#### Data shown
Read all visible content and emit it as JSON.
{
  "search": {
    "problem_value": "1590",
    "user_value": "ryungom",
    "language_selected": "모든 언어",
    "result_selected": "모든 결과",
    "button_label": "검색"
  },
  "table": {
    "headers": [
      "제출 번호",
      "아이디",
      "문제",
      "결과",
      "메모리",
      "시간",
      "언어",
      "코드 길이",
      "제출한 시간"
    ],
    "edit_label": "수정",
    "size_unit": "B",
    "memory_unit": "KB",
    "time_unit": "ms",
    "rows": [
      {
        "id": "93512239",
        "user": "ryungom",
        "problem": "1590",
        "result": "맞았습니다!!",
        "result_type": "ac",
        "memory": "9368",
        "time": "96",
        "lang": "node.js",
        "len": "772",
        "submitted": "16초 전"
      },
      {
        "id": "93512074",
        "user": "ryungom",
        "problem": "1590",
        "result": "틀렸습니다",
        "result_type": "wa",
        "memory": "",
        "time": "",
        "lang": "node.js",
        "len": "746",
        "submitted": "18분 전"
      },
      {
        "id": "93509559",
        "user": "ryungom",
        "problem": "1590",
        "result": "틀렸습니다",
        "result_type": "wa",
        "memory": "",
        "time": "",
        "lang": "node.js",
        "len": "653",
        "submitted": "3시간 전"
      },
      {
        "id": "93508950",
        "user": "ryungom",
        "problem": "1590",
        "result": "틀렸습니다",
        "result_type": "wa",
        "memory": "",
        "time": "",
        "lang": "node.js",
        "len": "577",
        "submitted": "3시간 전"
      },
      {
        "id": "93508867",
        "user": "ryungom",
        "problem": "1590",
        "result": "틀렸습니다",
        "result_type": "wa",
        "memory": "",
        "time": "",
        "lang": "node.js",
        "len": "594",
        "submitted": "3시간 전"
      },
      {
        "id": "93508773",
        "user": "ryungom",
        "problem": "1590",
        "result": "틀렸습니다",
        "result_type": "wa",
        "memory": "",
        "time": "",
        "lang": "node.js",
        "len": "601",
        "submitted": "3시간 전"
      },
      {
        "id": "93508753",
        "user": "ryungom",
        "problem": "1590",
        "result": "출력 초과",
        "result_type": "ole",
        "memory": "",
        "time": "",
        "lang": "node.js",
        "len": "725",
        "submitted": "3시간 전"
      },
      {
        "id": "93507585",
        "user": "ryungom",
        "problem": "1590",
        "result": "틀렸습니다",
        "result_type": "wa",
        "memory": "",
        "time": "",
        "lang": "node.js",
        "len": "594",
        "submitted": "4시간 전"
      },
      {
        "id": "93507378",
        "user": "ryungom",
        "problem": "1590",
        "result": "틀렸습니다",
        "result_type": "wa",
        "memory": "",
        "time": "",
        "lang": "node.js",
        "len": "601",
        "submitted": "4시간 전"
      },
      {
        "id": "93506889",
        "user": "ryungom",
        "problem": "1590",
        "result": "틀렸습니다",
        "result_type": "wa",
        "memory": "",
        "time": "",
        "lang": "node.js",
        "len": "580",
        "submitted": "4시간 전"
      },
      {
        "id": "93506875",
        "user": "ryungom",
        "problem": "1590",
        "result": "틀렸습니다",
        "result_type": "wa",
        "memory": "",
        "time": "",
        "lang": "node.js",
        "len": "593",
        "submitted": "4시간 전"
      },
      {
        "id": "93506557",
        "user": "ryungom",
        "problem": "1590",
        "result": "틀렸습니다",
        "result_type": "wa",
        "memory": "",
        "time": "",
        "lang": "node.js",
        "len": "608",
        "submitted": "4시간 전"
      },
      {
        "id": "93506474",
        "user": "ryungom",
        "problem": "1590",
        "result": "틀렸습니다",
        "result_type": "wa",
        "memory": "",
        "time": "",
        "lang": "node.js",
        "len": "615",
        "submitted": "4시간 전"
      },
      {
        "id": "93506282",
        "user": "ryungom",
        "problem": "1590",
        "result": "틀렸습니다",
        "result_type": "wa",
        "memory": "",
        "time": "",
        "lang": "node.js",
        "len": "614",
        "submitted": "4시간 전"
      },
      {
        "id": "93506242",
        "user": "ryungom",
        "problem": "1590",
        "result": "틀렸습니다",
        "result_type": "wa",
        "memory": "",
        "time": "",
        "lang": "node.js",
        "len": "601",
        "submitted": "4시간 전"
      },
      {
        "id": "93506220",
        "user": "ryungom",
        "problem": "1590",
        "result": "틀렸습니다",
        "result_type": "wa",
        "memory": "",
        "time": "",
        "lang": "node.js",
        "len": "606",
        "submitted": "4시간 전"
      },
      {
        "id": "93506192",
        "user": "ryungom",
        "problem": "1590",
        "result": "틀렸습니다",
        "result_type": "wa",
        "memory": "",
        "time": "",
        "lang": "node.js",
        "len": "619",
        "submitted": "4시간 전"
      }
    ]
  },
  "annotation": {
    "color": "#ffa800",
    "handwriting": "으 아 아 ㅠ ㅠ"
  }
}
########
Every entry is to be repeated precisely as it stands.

_Answer section:_
Read all visible content and emit it as JSON.
{
  "search": {
    "problem_value": "1590",
    "user_value": "ryungom",
    "language_selected": "모든 언어",
    "result_selected": "모든 결과",
    "button_label": "검색"
  },
  "table": {
    "headers": [
      "제출 번호",
      "아이디",
      "문제",
      "결과",
      "메모리",
      "시간",
      "언어",
      "코드 길이",
      "제출한 시간"
    ],
    "edit_label": "수정",
    "size_unit": "B",
    "memory_unit": "KB",
    "time_unit": "ms",
    "rows": [
      {
        "id": "93512239",
        "user": "ryungom",
        "problem": "1590",
        "result": "맞았습니다!!",
        "result_type": "ac",
        "memory": "9368",
        "time": "96",
        "lang": "node.js",
        "len": "772",
        "submitted": "16초 전"
      },
      {
        "id": "93512074",
        "user": "ryungom",
        "problem": "1590",
        "result": "틀렸습니다",
        "result_type": "wa",
        "memory": "",
        "time": "",
        "lang": "node.js",
        "len": "746",
        "submitted": "18분 전"
      },
      {
        "id": "93509559",
        "user": "ryungom",
        "problem": "1590",
        "result": "틀렸습니다",
        "result_type": "wa",
        "memory": "",
        "time": "",
        "lang": "node.js",
        "len": "653",
        "submitted": "3시간 전"
      },
      {
        "id": "93508950",
        "user": "ryungom",
        "problem": "1590",
        "result": "틀렸습니다",
        "result_type": "wa",
        "memory": "",
        "time": "",
        "lang": "node.js",
        "len": "577",
        "submitted": "3시간 전"
      },
      {
        "id": "93508867",
        "user": "ryungom",
        "problem": "1590",
        "result": "틀렸습니다",
        "result_type": "wa",
        "memory": "",
        "time": "",
        "lang": "node.js",
        "len": "594",
        "submitted": "3시간 전"
      },
      {
        "id": "93508773",
        "user": "ryungom",
        "problem": "1590",
        "result": "틀렸습니다",
        "result_type": "wa",
        "memory": "",
        "time": "",
        "lang": "node.js",
        "len": "601",
        "submitted": "3시간 전"
      },
      {
        "id": "93508753",
        "user": "ryungom",
        "problem": "1590",
        "result": "출력 초과",
        "result_type": "ole",
        "memory": "",
        "time": "",
        "lang": "node.js",
        "len": "725",
        "submitted": "3시간 전"
      },
      {
        "id": "93507585",
        "user": "ryungom",
        "problem": "1590",
        "result": "틀렸습니다",
        "result_type": "wa",
        "memory": "",
        "time": "",
        "lang": "node.js",
        "len": "594",
        "submitted": "4시간 전"
      },
      {
        "id": "93507378",
        "user": "ryungom",
        "problem": "1590",
        "result": "틀렸습니다",
        "result_type": "wa",
        "memory": "",
        "time": "",
        "lang": "node.js",
        "len": "601",
        "submitted": "4시간 전"
      },
      {
        "id": "93506889",
        "user": "ryungom",
        "problem": "1590",
        "result": "틀렸습니다",
        "result_type": "wa",
        "memory": "",
        "time": "",
        "lang": "node.js",
        "len": "580",
        "submitted": "4시간 전"
      },
      {
        "id": "93506875",
        "user": "ryungom",
        "problem": "1590",
        "result": "틀렸습니다",
        "result_type": "wa",
        "memory": "",
        "time": "",
        "lang": "node.js",
        "len": "593",
        "submitted": "4시간 전"
      },
      {
        "id": "93506557",
        "user": "ryungom",
        "problem": "1590",
        "result": "틀렸습니다",
        "result_type": "wa",
        "memory": "",
        "time": "",
        "lang": "node.js",
        "len": "608",
        "submitted": "4시간 전"
      },
      {
        "id": "93506474",
        "user": "ryungom",
        "problem": "1590",
        "result": "틀렸습니다",
        "result_type": "wa",
        "memory": "",
        "time": "",
        "lang": "node.js",
        "len": "615",
        "submitted": "4시간 전"
      },
      {
        "id": "93506282",
        "user": "ryungom",
        "problem": "1590",
        "result": "틀렸습니다",
        "result_type": "wa",
        "memory": "",
        "time": "",
        "lang": "node.js",
        "len": "614",
        "submitted": "4시간 전"
      },
      {
        "id": "93506242",
        "user": "ryungom",
        "problem": "1590",
        "result": "틀렸습니다",
        "result_type": "wa",
        "memory": "",
        "time": "",
        "lang": "node.js",
        "len": "601",
        "submitted": "4시간 전"
      },
      {
        "id": "93506220",
        "user": "ryungom",
        "problem": "1590",
        "result": "틀렸습니다",
        "result_type": "wa",
        "memory": "",
        "time": "",
        "lang": "node.js",
        "len": "606",
        "submitted": "4시간 전"
      },
      {
        "id": "93506192",
        "user": "ryungom",
        "problem": "1590",
        "result": "틀렸습니다",
        "result_type": "wa",
        "memory": "",
        "time": "",
        "lang": "node.js",
        "len": "619",
        "submitted": "4시간 전"
      }
    ]
  },
  "annotation": {
    "color": "#ffa800",
    "handwriting": "으 아 아 ㅠ ㅠ"
  }
}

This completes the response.